Task description:
Using the listing below, return every line that includes "What".

Data under study:
* * * * * * * * *
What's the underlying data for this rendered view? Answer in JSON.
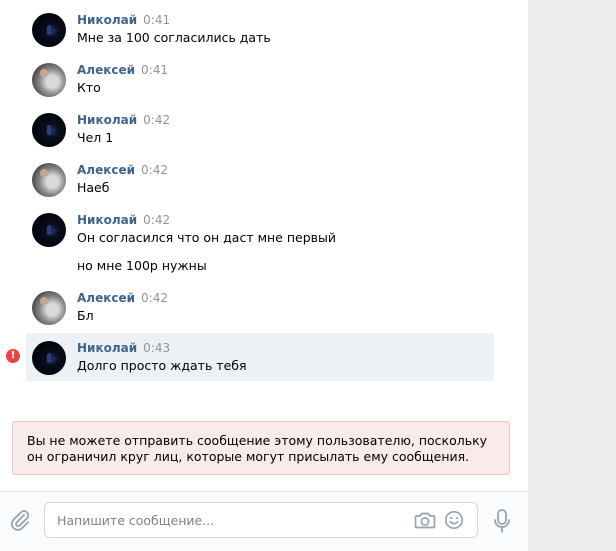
{
  "messages": [
    {
      "author": "Николай",
      "time": "0:41",
      "lines": [
        "Мне за 100 согласились дать"
      ]
    },
    {
      "author": "Алексей",
      "time": "0:41",
      "lines": [
        "Кто"
      ]
    },
    {
      "author": "Николай",
      "time": "0:42",
      "lines": [
        "Чел 1"
      ]
    },
    {
      "author": "Алексей",
      "time": "0:42",
      "lines": [
        "Наеб"
      ]
    },
    {
      "author": "Николай",
      "time": "0:42",
      "lines": [
        "Он согласился что он даст мне первый",
        "но мне 100р нужны"
      ]
    },
    {
      "author": "Алексей",
      "time": "0:42",
      "lines": [
        "Бл"
      ]
    },
    {
      "author": "Николай",
      "time": "0:43",
      "lines": [
        "Долго просто ждать тебя"
      ],
      "failed": true
    }
  ],
  "notice": {
    "text": "Вы не можете отправить сообщение этому пользователю, поскольку он ограничил круг лиц, которые могут присылать ему сообщения."
  },
  "composer": {
    "placeholder": "Напишите сообщение..."
  },
  "icons": {
    "error": "!",
    "attach": "paperclip-icon",
    "camera": "camera-icon",
    "emoji": "smile-icon",
    "voice": "microphone-icon"
  },
  "colors": {
    "author": "#42648b",
    "time": "#939393",
    "highlight": "#edf0f5",
    "error": "#e64646",
    "notice_bg": "#faebeb",
    "notice_border": "#ebc7c9",
    "icon": "#99a2ad"
  }
}
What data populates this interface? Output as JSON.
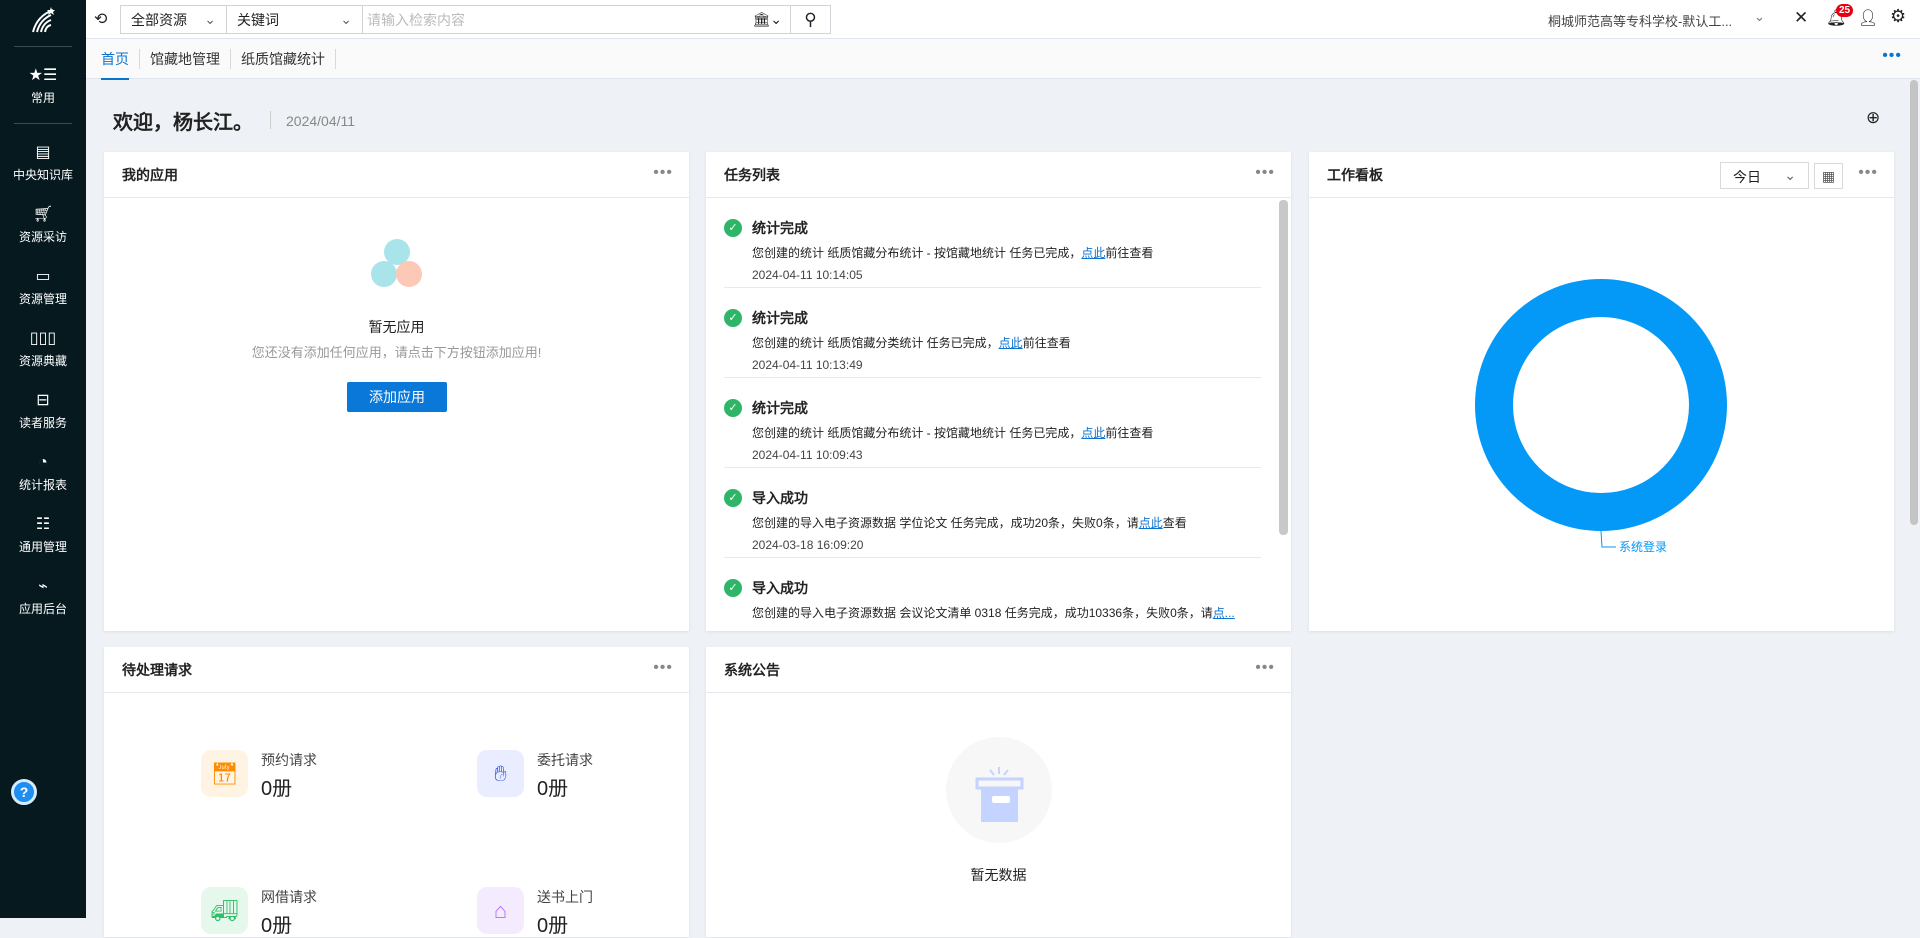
{
  "sidebar": {
    "items": [
      {
        "label": "常用",
        "icon": "star-list-icon"
      },
      {
        "label": "中央知识库",
        "icon": "building-icon"
      },
      {
        "label": "资源采访",
        "icon": "cart-icon"
      },
      {
        "label": "资源管理",
        "icon": "window-icon"
      },
      {
        "label": "资源典藏",
        "icon": "books-icon"
      },
      {
        "label": "读者服务",
        "icon": "archive-box-icon"
      },
      {
        "label": "统计报表",
        "icon": "pie-chart-icon"
      },
      {
        "label": "通用管理",
        "icon": "sliders-icon"
      },
      {
        "label": "应用后台",
        "icon": "monitor-icon"
      }
    ],
    "help": "?"
  },
  "topbar": {
    "scope": "全部资源",
    "field": "关键词",
    "placeholder": "请输入检索内容",
    "org": "桐城师范高等专科学校-默认工...",
    "notifications": "25"
  },
  "tabs": [
    "首页",
    "馆藏地管理",
    "纸质馆藏统计"
  ],
  "welcome": {
    "text": "欢迎，杨长江。",
    "date": "2024/04/11"
  },
  "apps": {
    "title": "我的应用",
    "empty": "暂无应用",
    "hint": "您还没有添加任何应用，请点击下方按钮添加应用!",
    "button": "添加应用"
  },
  "tasks": {
    "title": "任务列表",
    "link": "点此",
    "items": [
      {
        "title": "统计完成",
        "pre": "您创建的统计 纸质馆藏分布统计 - 按馆藏地统计 任务已完成，",
        "post": "前往查看",
        "time": "2024-04-11 10:14:05"
      },
      {
        "title": "统计完成",
        "pre": "您创建的统计 纸质馆藏分类统计 任务已完成，",
        "post": "前往查看",
        "time": "2024-04-11 10:13:49"
      },
      {
        "title": "统计完成",
        "pre": "您创建的统计 纸质馆藏分布统计 - 按馆藏地统计 任务已完成，",
        "post": "前往查看",
        "time": "2024-04-11 10:09:43"
      },
      {
        "title": "导入成功",
        "pre": "您创建的导入电子资源数据 学位论文 任务完成，成功20条，失败0条，请",
        "post": "查看",
        "time": "2024-03-18 16:09:20"
      },
      {
        "title": "导入成功",
        "pre": "您创建的导入电子资源数据 会议论文清单 0318 任务完成，成功10336条，失败0条，请",
        "post": "",
        "link": "点...",
        "time": ""
      }
    ]
  },
  "board": {
    "title": "工作看板",
    "period": "今日"
  },
  "chart_data": {
    "type": "pie",
    "donut": true,
    "categories": [
      "系统登录"
    ],
    "values": [
      100
    ],
    "colors": [
      "#0499f7"
    ]
  },
  "requests": {
    "title": "待处理请求",
    "items": [
      {
        "label": "预约请求",
        "value": "0册"
      },
      {
        "label": "委托请求",
        "value": "0册"
      },
      {
        "label": "网借请求",
        "value": "0册"
      },
      {
        "label": "送书上门",
        "value": "0册"
      }
    ]
  },
  "notice": {
    "title": "系统公告",
    "empty": "暂无数据"
  }
}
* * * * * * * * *
Your response:
What's the underlying data for this rendered view? Answer in JSON.
What data populates this interface? Output as JSON.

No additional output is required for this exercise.